By Jeff Balke
By Aaron Reiss
By Angelica Leicht
By Dianna Wray
By Aaron Reiss
By Camilo Smith
By Craig Malisow
Part of the problem may be the growth of the blame game -- our belief that the fault lies not in ourselves but in heavy metal, bad bosses and, now, our TV sets. A quick look at a March 1960 TV Guide reveals the following lineup of shoot-'em-up cowboy shows: The Lone Ranger, The Cisco Kid, Bat Masterson, Wanted: Dead or Alive, Have Gun Will Travel, Gunsmoke, Maverick, Cheyenne, The Lawman, Laramie, The Texan, Sugarfoot, The Life and Legend of Wyatt Earp, The Rifleman, Wagon Train, Tales of the Texas Rangers, Shotgun Slade and Rawhide. And that doesn't even count the equally numerous cops-and-robbers shows. Yet in those days, no one thought to blame teen violence on rowdy fare -- or, for that matter, on Rowdy Yates, Clinton Eastwood's Rawhide character.
Another flaw in the logic of the thought police is the contention that there is a clear delineation between "good violence" and "bad violence" -- the former being depictions of real-life violence and the latter consisting of "gratuitous fantasy violence." Fox's Vradenberg went so far as to laud his network's "reality" shows, like Cops and America's Most Wanted, as positive portrayals of blood and guts. But who's to say that the glut of reality shows, tabloid-TV re-enactments and increasingly violent local newscasts -- conveying the unmistakable impression that the real world is a foreboding, dangerous place -- is somehow less harmful than a staged shootout between fake characters on NYPD Blue or a blood-spurting decapitation on The Simpsons' "The Itchy & Scratchy Show"?
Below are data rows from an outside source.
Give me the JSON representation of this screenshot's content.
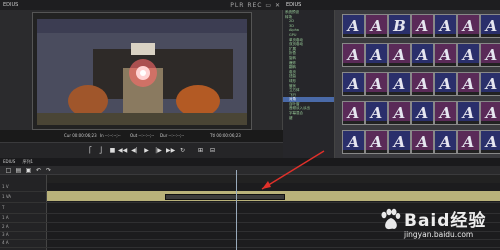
{
  "app": {
    "title": "EDIUS",
    "player_label": "PLR",
    "player_rec": "REC",
    "bin_label": "EDIUS"
  },
  "timecodes": {
    "cur": "Cur 00:00:06;23",
    "in": "In --:--:--;--",
    "out": "Out --:--:--;--",
    "dur": "Dur --:--:--;--",
    "ttl": "Ttl 00:00:06;23"
  },
  "tree": {
    "items": [
      "系统预设",
      "转场",
      "2D",
      "3D",
      "Alpha",
      "GPU",
      "单页卷动",
      "双页卷动",
      "扩展",
      "折叠",
      "旋转",
      "爆炸",
      "翻转",
      "卷页",
      "扭曲",
      "球形",
      "管状",
      "立方体",
      "飞行",
      "对角",
      "百叶窗",
      "音频淡入淡出",
      "字幕混合",
      "键"
    ]
  },
  "thumbs": [
    "A",
    "A",
    "B",
    "A",
    "A",
    "A",
    "A",
    "A",
    "A",
    "A",
    "A",
    "A",
    "A",
    "A",
    "A",
    "A",
    "A",
    "A",
    "A",
    "A",
    "A",
    "A",
    "A",
    "A",
    "A",
    "A",
    "A",
    "A",
    "A",
    "A",
    "A",
    "A",
    "A",
    "A",
    "A"
  ],
  "timeline": {
    "tab": "序列1",
    "tracks": [
      "1 V",
      "1 VA",
      "T",
      "1 A",
      "2 A",
      "3 A",
      "4 A"
    ]
  },
  "watermark": {
    "brand": "Baid经验",
    "url": "jingyan.baidu.com"
  },
  "colors": {
    "accent": "#e0302a",
    "clip": "#b9b27a",
    "thumb_bg": "#2a2f6b"
  }
}
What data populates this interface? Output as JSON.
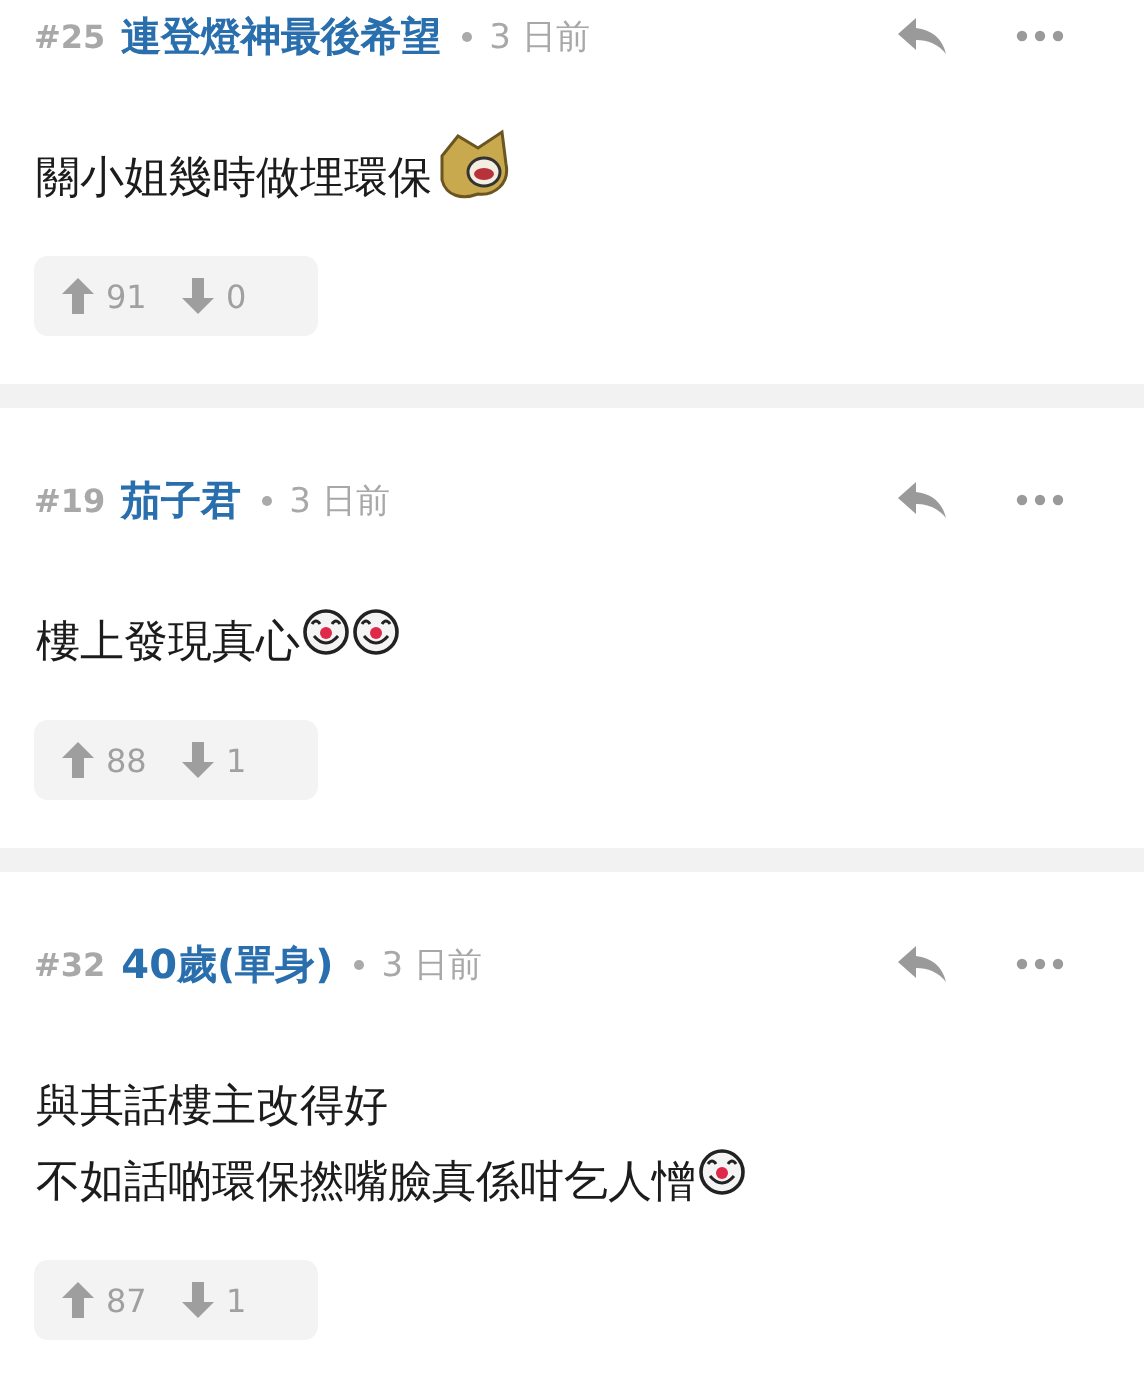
{
  "posts": [
    {
      "floor": "#25",
      "author": "連登燈神最後希望",
      "time": "3 日前",
      "body": [
        [
          {
            "kind": "text",
            "text": "關小姐幾時做埋環保"
          },
          {
            "kind": "dog"
          }
        ]
      ],
      "upvotes": "91",
      "downvotes": "0"
    },
    {
      "floor": "#19",
      "author": "茄子君",
      "time": "3 日前",
      "body": [
        [
          {
            "kind": "text",
            "text": "樓上發現真心"
          },
          {
            "kind": "clown"
          },
          {
            "kind": "clown"
          }
        ]
      ],
      "upvotes": "88",
      "downvotes": "1"
    },
    {
      "floor": "#32",
      "author": "40歲(單身)",
      "time": "3 日前",
      "body": [
        [
          {
            "kind": "text",
            "text": "與其話樓主改得好"
          }
        ],
        [
          {
            "kind": "text",
            "text": "不如話啲環保撚嘴臉真係咁乞人憎"
          },
          {
            "kind": "clown"
          }
        ]
      ],
      "upvotes": "87",
      "downvotes": "1"
    }
  ]
}
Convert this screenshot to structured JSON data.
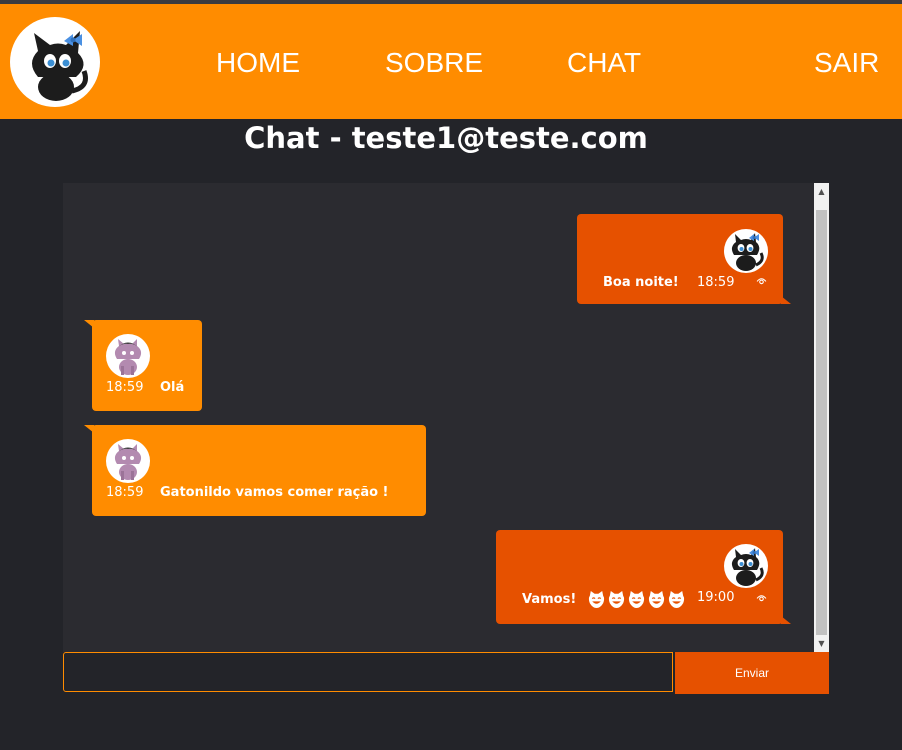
{
  "nav": {
    "links": [
      "HOME",
      "SOBRE",
      "CHAT",
      "SAIR"
    ]
  },
  "page_title": "Chat - teste1@teste.com",
  "messages": [
    {
      "direction": "sent",
      "text": "Boa noite!",
      "time": "18:59",
      "avatar": "black-cat-with-blue-bow",
      "seen_icon": "eye-icon"
    },
    {
      "direction": "received",
      "text": "Olá",
      "time": "18:59",
      "avatar": "purple-cat"
    },
    {
      "direction": "received",
      "text": "Gatonildo vamos comer ração !",
      "time": "18:59",
      "avatar": "purple-cat"
    },
    {
      "direction": "sent",
      "text": "Vamos!",
      "emojis": [
        "smiling-cat",
        "smiling-cat",
        "smiling-cat",
        "smiling-cat",
        "smiling-cat"
      ],
      "time": "19:00",
      "avatar": "black-cat-with-blue-bow",
      "seen_icon": "eye-icon"
    }
  ],
  "composer": {
    "input_value": "",
    "send_label": "Enviar"
  },
  "colors": {
    "brand_orange": "#ff8c00",
    "sent_bubble": "#e65100",
    "background": "#232429",
    "chat_panel": "#2b2b30"
  }
}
During a recent Nickelodeon program on TV violence, one local news reporter explaining his station's "if it bleeds, it leads" philosophy noted that cameras only get sent to fatal auto accidents. Cut to an interview with a kid who's far more disturbed by the news than by prime-time programming.
"I get scared," says the youngster, "because it's going to happen to me."
"Violence in news," adds another, "is a lot scarier than fictional violence on TV."
Efforts to regulate network television and some cable programming (Hollings' bill wouldn't affect HBO, Showtime or similar pay-TV services) are also doomed by advancing technology. "Our read is that with 500 channels and video on demand, this is not going to be effective," says Kristan Van Hook, a policy analyst for the House Telecommunications and Finance Subcommittee. "It would only apply to broadcasters, who don't have that much violent programming before 9 p.m." That panel's chairman, U.S. Representative Ed Markey (D-Massachusetts), has introduced a bill that would mandate the installation of a "V chip" that could block violent programming.
"I don't think television is really the problem," says James Fox, dean of Northeastern's College of Criminal Justice. "To a generation that's used to seeing movies like The Terminator, what's on television is mild." What worries Fox are the increasingly violent video games and the impact of the VCR, which has not only created a market for low-grade slasher flicks that never make the movie theater, but also allows kids to view the gory scene of their choice over and over again.
And finally, there are those nasty slippery-slope issues: Who decides what is too violent? During the hearings, Hollings expressed horror at a slapstick barroom-brawl scene in the CBS comedy Love and War -- to which Montana Senator Conrad Burns responded with a chuckle, If you were raised in Montana, that didn't look too violent."
Who decides where it all ends? "If you were concerned about children and speech, next thing you'd do is have no speech relating to sex," warns Peggy Charren. "And then what do you do about textbooks and comic books and about Heather Has Two Mommies?"
George Gerbner, a professor of communications at the University of Pennsylvania's Annenberg School and a leading expert on television violence, was not impressed by the Commerce Committee's dog-and-pony show. The bills "all assume that either labeling or listing or microchip censorship is the right approach to the problem," he says. Instead, he says, the only meaningful remedy is to "look at the structure of an industry" that can't figure out a way to make money other than by reveling in gore.
"The bills that are now pending are politically productive," adds Gerbner, "but not a solution."
That's because our esteemed political leaders are busy doing what they do best -- seeking simplistic answers to complicated questions. It's out of the same cynical playbook as Dan Quayle's desperate '92 campaign gambit to pin the breakdown of "family values" on a fictional TV newswoman.
"The most likely scenario," says Andrew Schwartzman, director of the Washington-based Media Access Project, "is Congress will pass some horrible legislation, it will get thrown out, and we'll start all over again."
(Mark Jurkowitz is a reporter with the Boston Phoenix.)